Get Out of the Studio
These words, spoken by one of my senior project professors, have stuck with me. At the time, my life consisted of late nights and early mornings in the studio, with not much else in between. I love design, and those long days spent pouring over projects were the exact opposite of torturous. However, it wasn’t until I heard those words that I realized my dedication to my work might actually be holding me back.
For creatives, stepping away from our work can be difficult. We invest so much of our time, effort, and love into what we do. Oftentimes, taking a break can feel like punishment – our perfectionism goes into overdrive, and even a half hour away from our desks can cause us to panic. Finding balance in life is imperative for us creative-types. Yes, we can revel in days filled with typography and kerning minutia without ever feeling like we’re missing out on anything. But when those days turn into weeks and months, our work will suffer – even if we’re completely content emotionally. The truth is that if we want to produce dimensional work, we have to take a step away from the design world and explore the rest of what life has to offer.

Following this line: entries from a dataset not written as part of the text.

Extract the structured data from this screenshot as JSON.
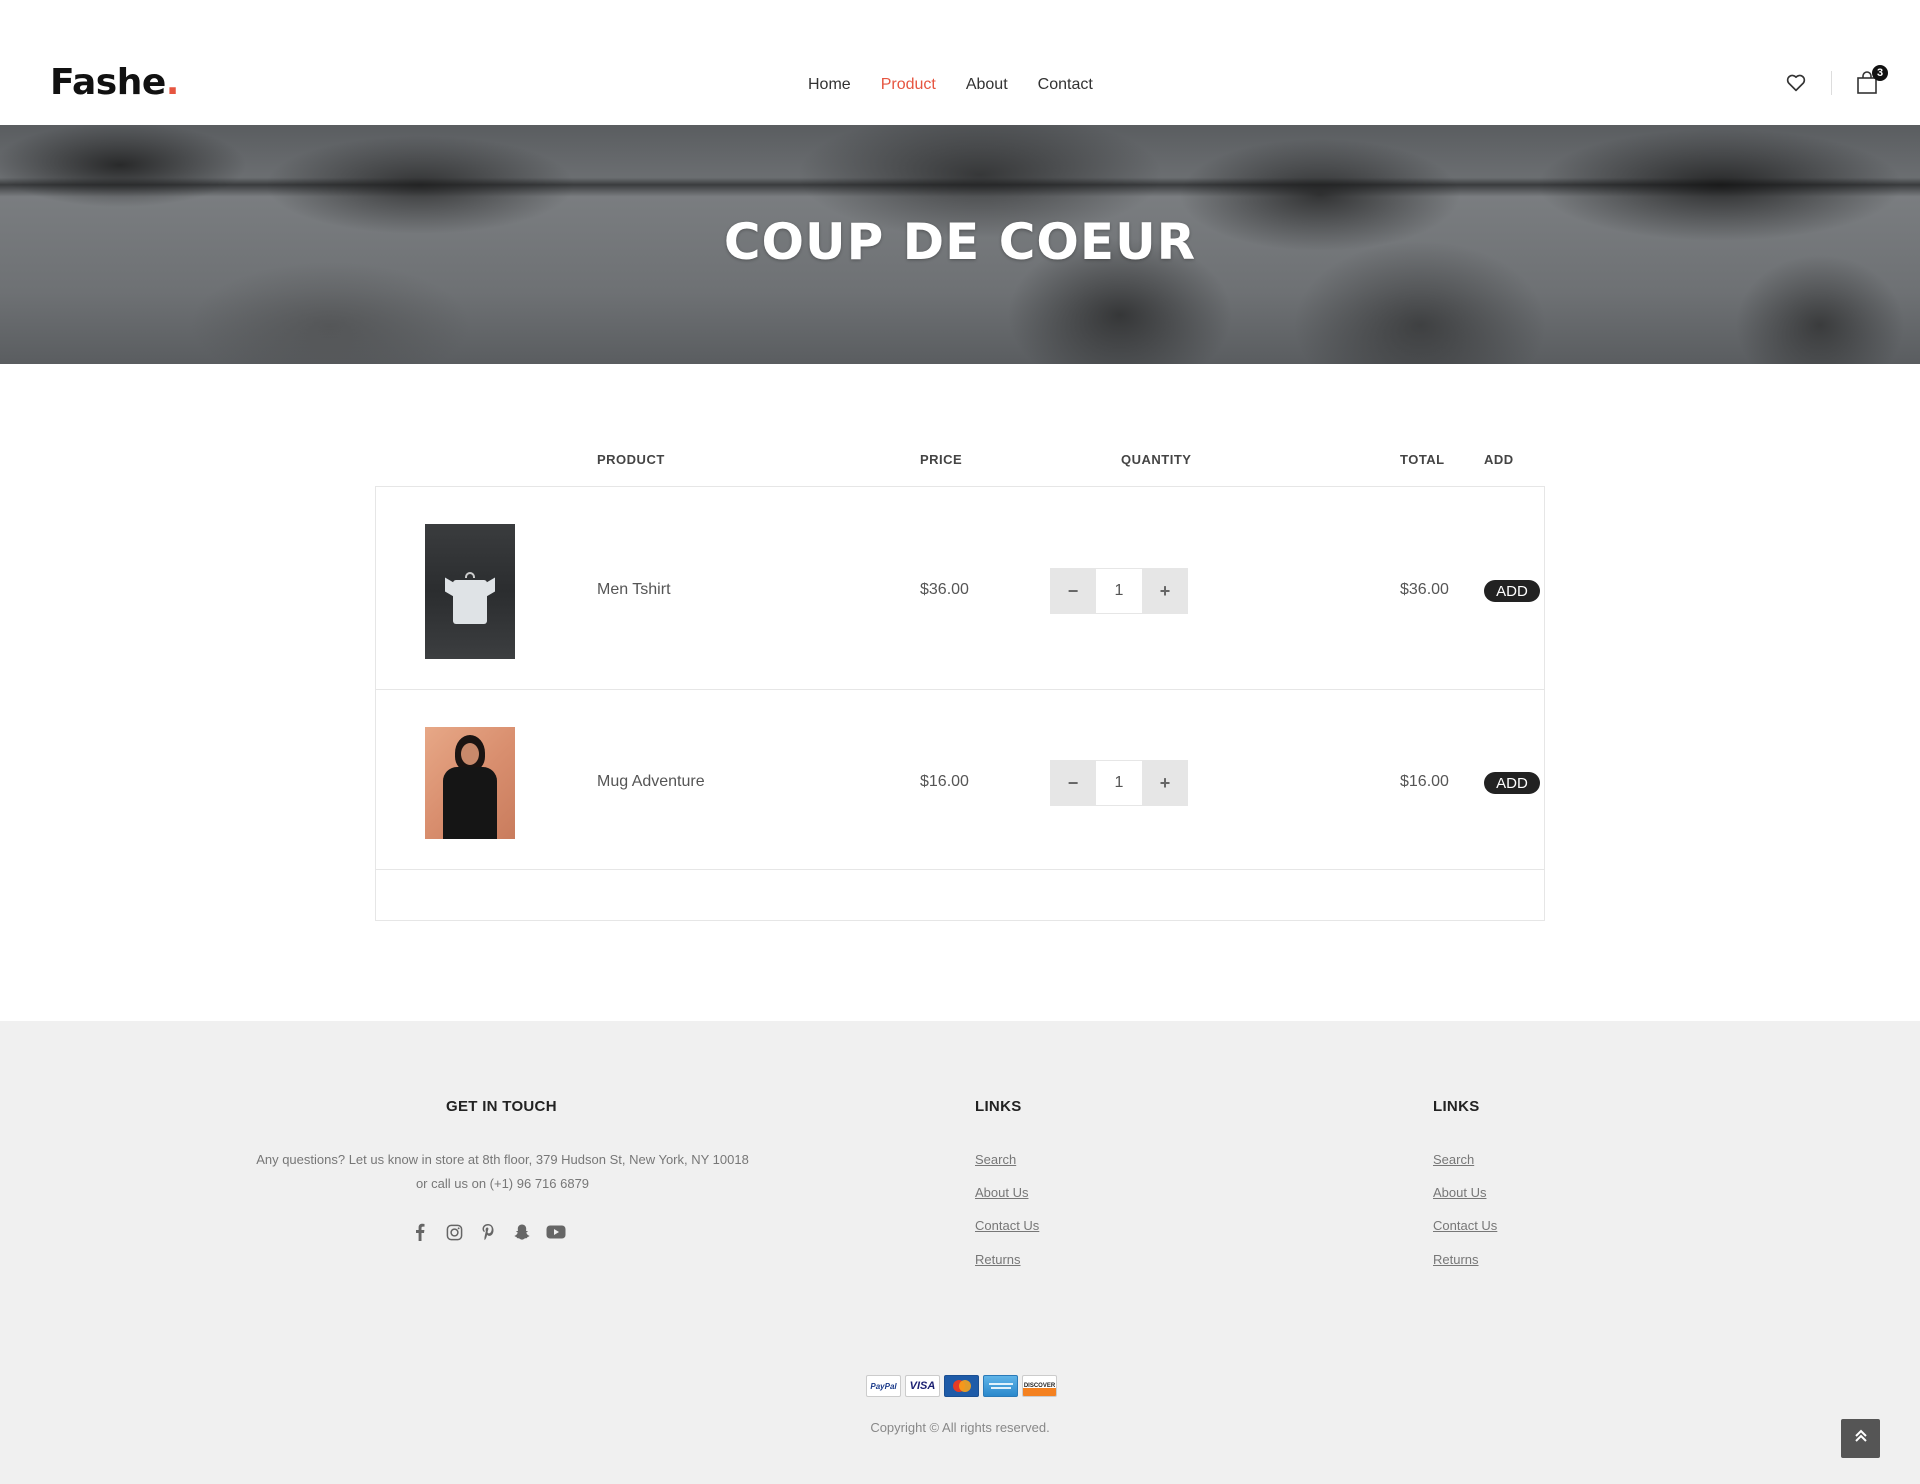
{
  "header": {
    "logo_text": "Fashe",
    "logo_dot": ".",
    "nav": [
      {
        "label": "Home",
        "active": false
      },
      {
        "label": "Product",
        "active": true
      },
      {
        "label": "About",
        "active": false
      },
      {
        "label": "Contact",
        "active": false
      }
    ],
    "cart_count": "3",
    "icons": {
      "wishlist": "heart-icon",
      "cart": "shopping-bag-icon"
    }
  },
  "hero": {
    "title": "COUP DE COEUR"
  },
  "cart": {
    "columns": {
      "product": "PRODUCT",
      "price": "PRICE",
      "quantity": "QUANTITY",
      "total": "TOTAL",
      "add": "ADD"
    },
    "rows": [
      {
        "name": "Men Tshirt",
        "price": "$36.00",
        "quantity": "1",
        "total": "$36.00",
        "add_label": "ADD"
      },
      {
        "name": "Mug Adventure",
        "price": "$16.00",
        "quantity": "1",
        "total": "$16.00",
        "add_label": "ADD"
      }
    ],
    "minus_symbol": "−",
    "plus_symbol": "+"
  },
  "footer": {
    "get_in_touch": {
      "title": "GET IN TOUCH",
      "text": "Any questions? Let us know in store at 8th floor, 379 Hudson St, New York, NY 10018 or call us on (+1) 96 716 6879",
      "social": [
        "facebook-icon",
        "instagram-icon",
        "pinterest-icon",
        "snapchat-icon",
        "youtube-icon"
      ]
    },
    "links_1": {
      "title": "LINKS",
      "items": [
        "Search",
        "About Us",
        "Contact Us",
        "Returns"
      ]
    },
    "links_2": {
      "title": "LINKS",
      "items": [
        "Search",
        "About Us",
        "Contact Us",
        "Returns"
      ]
    },
    "payments": [
      "PayPal",
      "VISA",
      "",
      "",
      "DISCOVER"
    ],
    "copyright": "Copyright © All rights reserved."
  },
  "colors": {
    "accent": "#e65540",
    "dark": "#222222",
    "footer_bg": "#f0f0f0"
  }
}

Our studios are our sanctuaries, and the place where our individual creativity is easily expressed. While there, we are surrounded by specific creative triggers and opinions that create a comfortable mental space for us to work. Yes, our studios should be safe spaces for us to explore. However, we have to be careful that they do not become a bubble that isolates us from life outside the art and design world.

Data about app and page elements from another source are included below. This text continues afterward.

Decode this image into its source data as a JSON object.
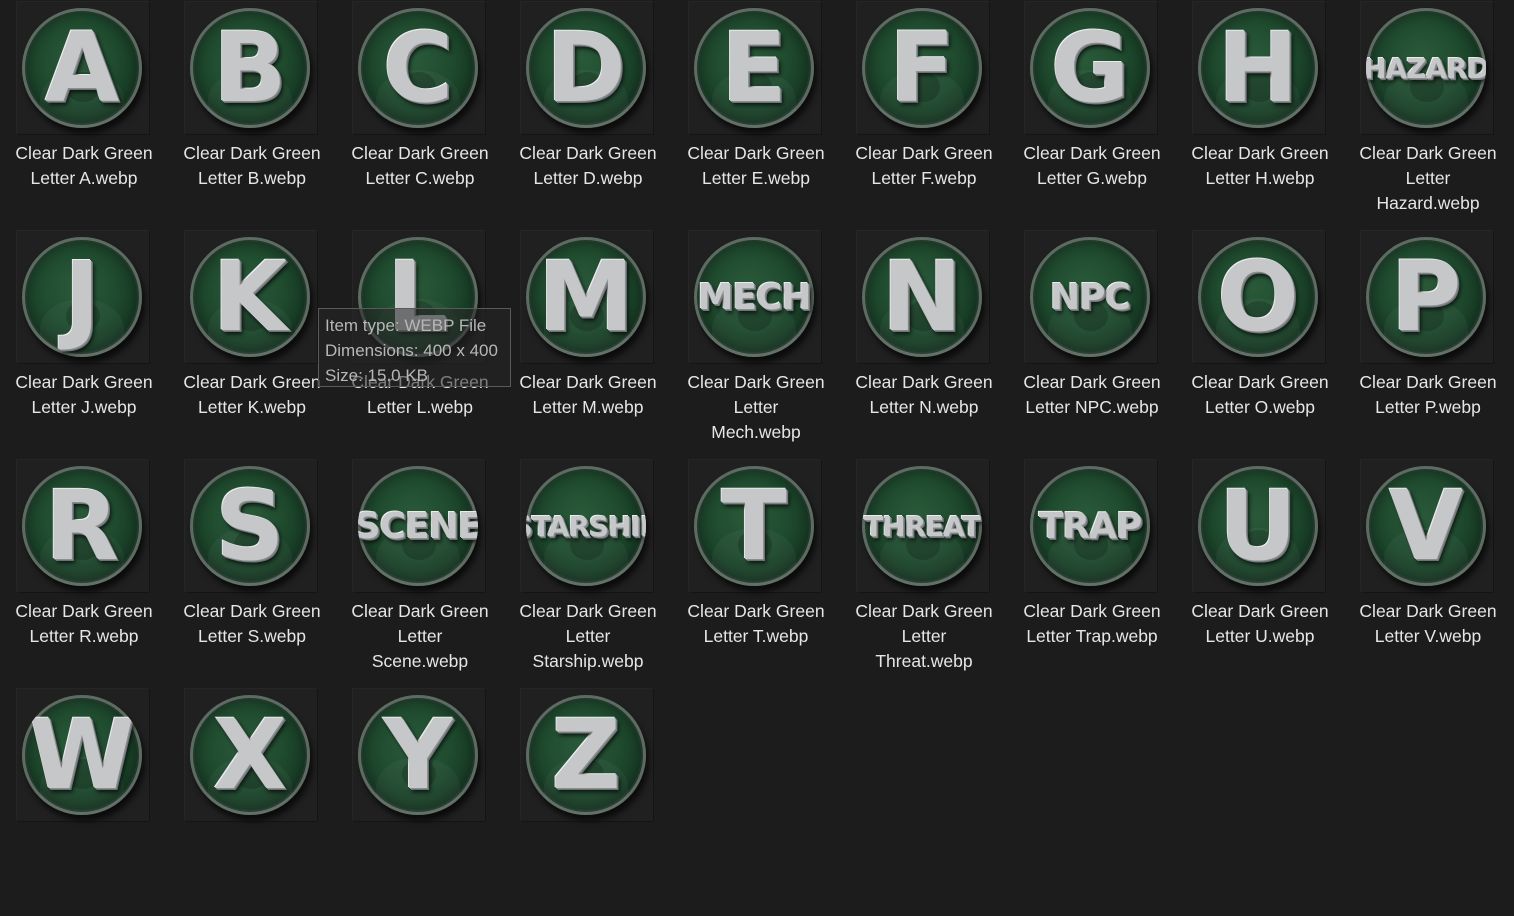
{
  "files": [
    {
      "badge": "A",
      "name": "Clear Dark Green\nLetter A.webp"
    },
    {
      "badge": "B",
      "name": "Clear Dark Green\nLetter B.webp"
    },
    {
      "badge": "C",
      "name": "Clear Dark Green\nLetter C.webp"
    },
    {
      "badge": "D",
      "name": "Clear Dark Green\nLetter D.webp"
    },
    {
      "badge": "E",
      "name": "Clear Dark Green\nLetter E.webp"
    },
    {
      "badge": "F",
      "name": "Clear Dark Green\nLetter F.webp"
    },
    {
      "badge": "G",
      "name": "Clear Dark Green\nLetter G.webp"
    },
    {
      "badge": "H",
      "name": "Clear Dark Green\nLetter H.webp"
    },
    {
      "badge": "HAZARD",
      "name": "Clear Dark Green\nLetter\nHazard.webp"
    },
    {
      "badge": "J",
      "name": "Clear Dark Green\nLetter J.webp"
    },
    {
      "badge": "K",
      "name": "Clear Dark Green\nLetter K.webp"
    },
    {
      "badge": "L",
      "name": "Clear Dark Green\nLetter L.webp"
    },
    {
      "badge": "M",
      "name": "Clear Dark Green\nLetter M.webp"
    },
    {
      "badge": "MECH",
      "name": "Clear Dark Green\nLetter\nMech.webp"
    },
    {
      "badge": "N",
      "name": "Clear Dark Green\nLetter N.webp"
    },
    {
      "badge": "NPC",
      "name": "Clear Dark Green\nLetter NPC.webp"
    },
    {
      "badge": "O",
      "name": "Clear Dark Green\nLetter O.webp"
    },
    {
      "badge": "P",
      "name": "Clear Dark Green\nLetter P.webp"
    },
    {
      "badge": "R",
      "name": "Clear Dark Green\nLetter R.webp"
    },
    {
      "badge": "S",
      "name": "Clear Dark Green\nLetter S.webp"
    },
    {
      "badge": "SCENE",
      "name": "Clear Dark Green\nLetter\nScene.webp"
    },
    {
      "badge": "STARSHIP",
      "name": "Clear Dark Green\nLetter\nStarship.webp"
    },
    {
      "badge": "T",
      "name": "Clear Dark Green\nLetter T.webp"
    },
    {
      "badge": "THREAT",
      "name": "Clear Dark Green\nLetter\nThreat.webp"
    },
    {
      "badge": "TRAP",
      "name": "Clear Dark Green\nLetter Trap.webp"
    },
    {
      "badge": "U",
      "name": "Clear Dark Green\nLetter U.webp"
    },
    {
      "badge": "V",
      "name": "Clear Dark Green\nLetter V.webp"
    },
    {
      "badge": "W",
      "name": ""
    },
    {
      "badge": "X",
      "name": ""
    },
    {
      "badge": "Y",
      "name": ""
    },
    {
      "badge": "Z",
      "name": ""
    }
  ],
  "tooltip": {
    "item_type": "Item type: WEBP File",
    "dimensions": "Dimensions: 400 x 400",
    "size": "Size: 15.0 KB"
  },
  "colors": {
    "background": "#1c1c1c",
    "label_text": "#e6e6e6",
    "badge_green": "#1f4a2e",
    "letter_silver": "#c5c7c9",
    "tooltip_text": "#b7b7b7",
    "tooltip_border": "#5a5a5a"
  }
}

It’s important to remember that there is inspiration to be found everywhere.
So, where does one have to go in order to find some different inspiration? The answer is anywhere – so long as it’s somewhere where work won’t follow.

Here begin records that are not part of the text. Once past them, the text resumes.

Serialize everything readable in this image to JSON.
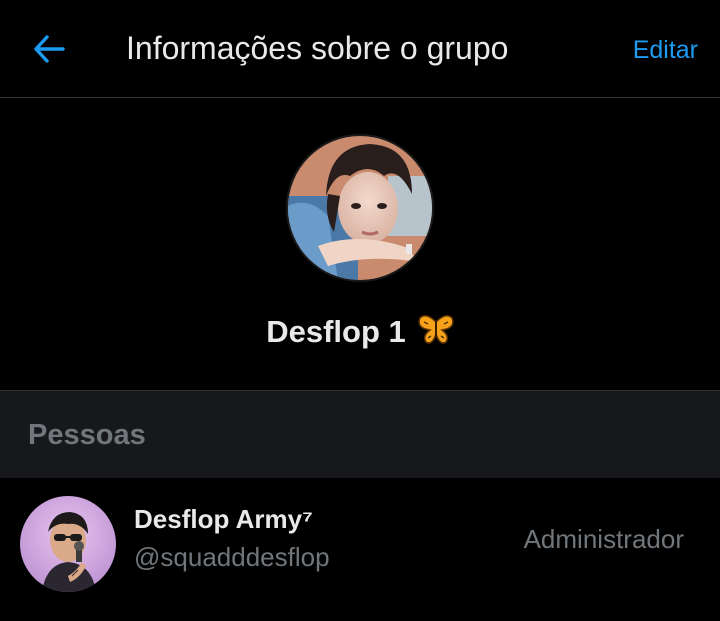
{
  "header": {
    "back_icon": "arrow-left-icon",
    "title": "Informações sobre o grupo",
    "edit_label": "Editar"
  },
  "group": {
    "name": "Desflop 1",
    "emoji_icon": "butterfly-icon"
  },
  "people_section": {
    "title": "Pessoas",
    "members": [
      {
        "display_name": "Desflop Army⁷",
        "handle": "@squadddesflop",
        "role": "Administrador"
      }
    ]
  },
  "colors": {
    "background": "#000000",
    "accent": "#1d9bf0",
    "text_primary": "#e7e9ea",
    "text_secondary": "#71767b",
    "section_bg": "#16181c",
    "divider": "#2f3336"
  }
}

Take a walk through the park. Go to that party your friend invited you to. Attend that association meeting you’ve been curious about. Sign up for a class in something that’s not centered around art or design. Hop on a plane or into a car and explore a new city. Take a few minutes and listen to new artists on Spotify. Any of these ideas will work. The point is to get out of your typical headspace and gain some perspective – a new point of view – that you can then carry back with you into the studio.
It is only when we fully engage with people, places, and activities outside of our normal routines that we can create work that excites, interests, and breaks boundaries. So, the next time you feel torn about leaving the studio to attend a dance class or happy hour, remember that a full life is a multidimensional life, and that a multidimensional life is required to create multidimensional work.
How do you stay connected to the world outside of design? Share your thoughts here!